#### Problem:
Scan the material for the word "Tính" and copy each line where it occurs.

★ ★ ★ ★

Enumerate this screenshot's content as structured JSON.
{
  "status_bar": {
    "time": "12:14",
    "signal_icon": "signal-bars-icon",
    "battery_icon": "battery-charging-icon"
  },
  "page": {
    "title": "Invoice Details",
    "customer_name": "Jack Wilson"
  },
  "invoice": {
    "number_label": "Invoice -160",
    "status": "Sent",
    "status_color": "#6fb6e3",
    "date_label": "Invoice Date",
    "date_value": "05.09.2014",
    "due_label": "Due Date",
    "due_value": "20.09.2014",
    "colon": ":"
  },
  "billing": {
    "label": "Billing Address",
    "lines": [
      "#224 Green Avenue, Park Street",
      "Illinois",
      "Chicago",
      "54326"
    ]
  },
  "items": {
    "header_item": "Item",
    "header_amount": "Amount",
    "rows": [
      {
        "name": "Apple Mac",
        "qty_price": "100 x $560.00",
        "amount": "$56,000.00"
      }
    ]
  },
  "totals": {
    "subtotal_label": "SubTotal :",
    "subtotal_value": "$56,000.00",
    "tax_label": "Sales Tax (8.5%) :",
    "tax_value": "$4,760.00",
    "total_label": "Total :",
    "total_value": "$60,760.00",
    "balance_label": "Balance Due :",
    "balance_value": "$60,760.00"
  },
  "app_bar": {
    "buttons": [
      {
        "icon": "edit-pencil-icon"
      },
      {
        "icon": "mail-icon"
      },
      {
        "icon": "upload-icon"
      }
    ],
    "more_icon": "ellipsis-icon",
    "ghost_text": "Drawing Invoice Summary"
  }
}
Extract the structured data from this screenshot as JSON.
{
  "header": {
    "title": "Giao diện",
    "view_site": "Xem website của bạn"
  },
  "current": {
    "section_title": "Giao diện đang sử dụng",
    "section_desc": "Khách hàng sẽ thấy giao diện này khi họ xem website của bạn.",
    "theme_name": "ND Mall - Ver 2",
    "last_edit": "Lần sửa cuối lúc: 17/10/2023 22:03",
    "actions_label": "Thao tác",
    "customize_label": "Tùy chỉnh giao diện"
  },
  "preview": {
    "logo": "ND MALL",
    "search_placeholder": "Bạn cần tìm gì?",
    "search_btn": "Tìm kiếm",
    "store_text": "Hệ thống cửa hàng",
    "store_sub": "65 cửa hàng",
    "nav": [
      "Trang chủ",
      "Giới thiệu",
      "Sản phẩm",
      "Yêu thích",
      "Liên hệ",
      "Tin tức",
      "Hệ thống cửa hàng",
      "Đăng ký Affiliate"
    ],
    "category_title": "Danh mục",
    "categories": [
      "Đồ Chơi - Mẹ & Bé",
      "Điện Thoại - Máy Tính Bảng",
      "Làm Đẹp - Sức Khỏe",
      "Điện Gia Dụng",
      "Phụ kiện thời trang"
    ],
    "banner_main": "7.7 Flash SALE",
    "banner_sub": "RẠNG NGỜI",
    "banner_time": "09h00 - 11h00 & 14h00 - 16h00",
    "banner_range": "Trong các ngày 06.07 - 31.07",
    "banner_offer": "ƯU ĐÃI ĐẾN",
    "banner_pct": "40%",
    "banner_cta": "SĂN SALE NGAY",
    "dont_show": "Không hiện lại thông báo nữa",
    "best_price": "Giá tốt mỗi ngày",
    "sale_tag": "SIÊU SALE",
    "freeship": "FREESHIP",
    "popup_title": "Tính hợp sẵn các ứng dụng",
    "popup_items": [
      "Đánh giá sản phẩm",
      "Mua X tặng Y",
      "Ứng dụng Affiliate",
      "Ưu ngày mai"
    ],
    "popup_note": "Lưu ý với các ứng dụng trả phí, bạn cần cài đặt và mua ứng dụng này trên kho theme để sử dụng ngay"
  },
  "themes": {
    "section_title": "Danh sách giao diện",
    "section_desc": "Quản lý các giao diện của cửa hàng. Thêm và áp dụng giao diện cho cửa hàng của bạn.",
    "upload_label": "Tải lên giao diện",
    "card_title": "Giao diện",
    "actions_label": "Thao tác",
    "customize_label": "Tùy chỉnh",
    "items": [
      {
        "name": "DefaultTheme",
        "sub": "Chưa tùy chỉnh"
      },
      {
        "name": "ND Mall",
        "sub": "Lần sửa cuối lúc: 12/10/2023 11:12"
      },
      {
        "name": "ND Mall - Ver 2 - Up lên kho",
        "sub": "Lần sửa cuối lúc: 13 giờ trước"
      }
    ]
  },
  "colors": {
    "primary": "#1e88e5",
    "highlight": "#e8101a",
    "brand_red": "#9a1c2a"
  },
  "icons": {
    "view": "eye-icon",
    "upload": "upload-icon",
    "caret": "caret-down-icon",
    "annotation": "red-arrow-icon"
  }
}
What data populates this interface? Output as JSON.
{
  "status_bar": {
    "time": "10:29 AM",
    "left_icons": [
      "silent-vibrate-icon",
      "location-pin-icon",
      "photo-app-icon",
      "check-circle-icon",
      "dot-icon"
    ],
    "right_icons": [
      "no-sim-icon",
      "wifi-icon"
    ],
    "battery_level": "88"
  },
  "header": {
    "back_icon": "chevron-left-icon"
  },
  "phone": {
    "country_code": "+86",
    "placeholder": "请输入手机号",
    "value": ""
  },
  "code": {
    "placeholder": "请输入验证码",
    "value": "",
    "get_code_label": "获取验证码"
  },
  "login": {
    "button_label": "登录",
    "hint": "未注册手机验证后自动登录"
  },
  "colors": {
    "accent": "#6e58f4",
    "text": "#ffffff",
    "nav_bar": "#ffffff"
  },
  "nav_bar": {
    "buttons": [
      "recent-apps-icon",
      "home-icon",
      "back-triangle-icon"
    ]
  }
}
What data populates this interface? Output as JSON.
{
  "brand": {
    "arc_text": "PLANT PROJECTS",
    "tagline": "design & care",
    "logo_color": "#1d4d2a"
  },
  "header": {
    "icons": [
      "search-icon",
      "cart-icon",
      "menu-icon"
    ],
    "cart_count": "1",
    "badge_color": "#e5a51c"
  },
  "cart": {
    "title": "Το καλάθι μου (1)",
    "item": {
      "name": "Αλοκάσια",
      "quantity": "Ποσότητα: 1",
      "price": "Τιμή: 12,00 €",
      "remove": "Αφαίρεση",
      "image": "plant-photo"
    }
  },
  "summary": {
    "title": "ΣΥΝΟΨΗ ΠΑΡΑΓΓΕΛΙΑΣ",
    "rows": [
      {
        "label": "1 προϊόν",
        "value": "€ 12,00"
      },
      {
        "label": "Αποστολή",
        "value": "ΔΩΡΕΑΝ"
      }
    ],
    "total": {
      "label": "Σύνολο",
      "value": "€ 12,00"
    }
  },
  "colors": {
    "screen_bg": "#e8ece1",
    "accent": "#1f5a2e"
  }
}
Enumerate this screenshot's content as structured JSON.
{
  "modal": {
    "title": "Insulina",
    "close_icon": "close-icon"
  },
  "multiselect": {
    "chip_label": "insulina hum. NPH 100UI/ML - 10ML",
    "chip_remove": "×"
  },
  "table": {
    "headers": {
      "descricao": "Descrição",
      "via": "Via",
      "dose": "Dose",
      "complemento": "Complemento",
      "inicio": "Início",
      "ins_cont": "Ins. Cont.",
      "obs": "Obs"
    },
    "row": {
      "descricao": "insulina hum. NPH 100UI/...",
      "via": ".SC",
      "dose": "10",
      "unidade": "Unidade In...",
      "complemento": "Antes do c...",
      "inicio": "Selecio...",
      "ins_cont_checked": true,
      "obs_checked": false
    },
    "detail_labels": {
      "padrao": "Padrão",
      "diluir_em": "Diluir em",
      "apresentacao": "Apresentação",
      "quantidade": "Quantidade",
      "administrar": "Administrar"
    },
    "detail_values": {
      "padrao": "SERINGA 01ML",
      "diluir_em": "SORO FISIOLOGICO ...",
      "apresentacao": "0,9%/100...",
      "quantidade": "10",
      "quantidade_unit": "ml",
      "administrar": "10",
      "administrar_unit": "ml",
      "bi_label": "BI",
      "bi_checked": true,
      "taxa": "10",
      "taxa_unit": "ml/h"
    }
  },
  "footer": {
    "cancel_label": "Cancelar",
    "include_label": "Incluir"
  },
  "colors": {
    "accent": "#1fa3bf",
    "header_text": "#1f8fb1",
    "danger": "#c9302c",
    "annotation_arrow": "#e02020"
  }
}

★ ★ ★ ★

#### Problem solution:
      "Điện Thoại - Máy Tính Bảng",
    "popup_title": "Tính hợp sẵn các ứng dụng",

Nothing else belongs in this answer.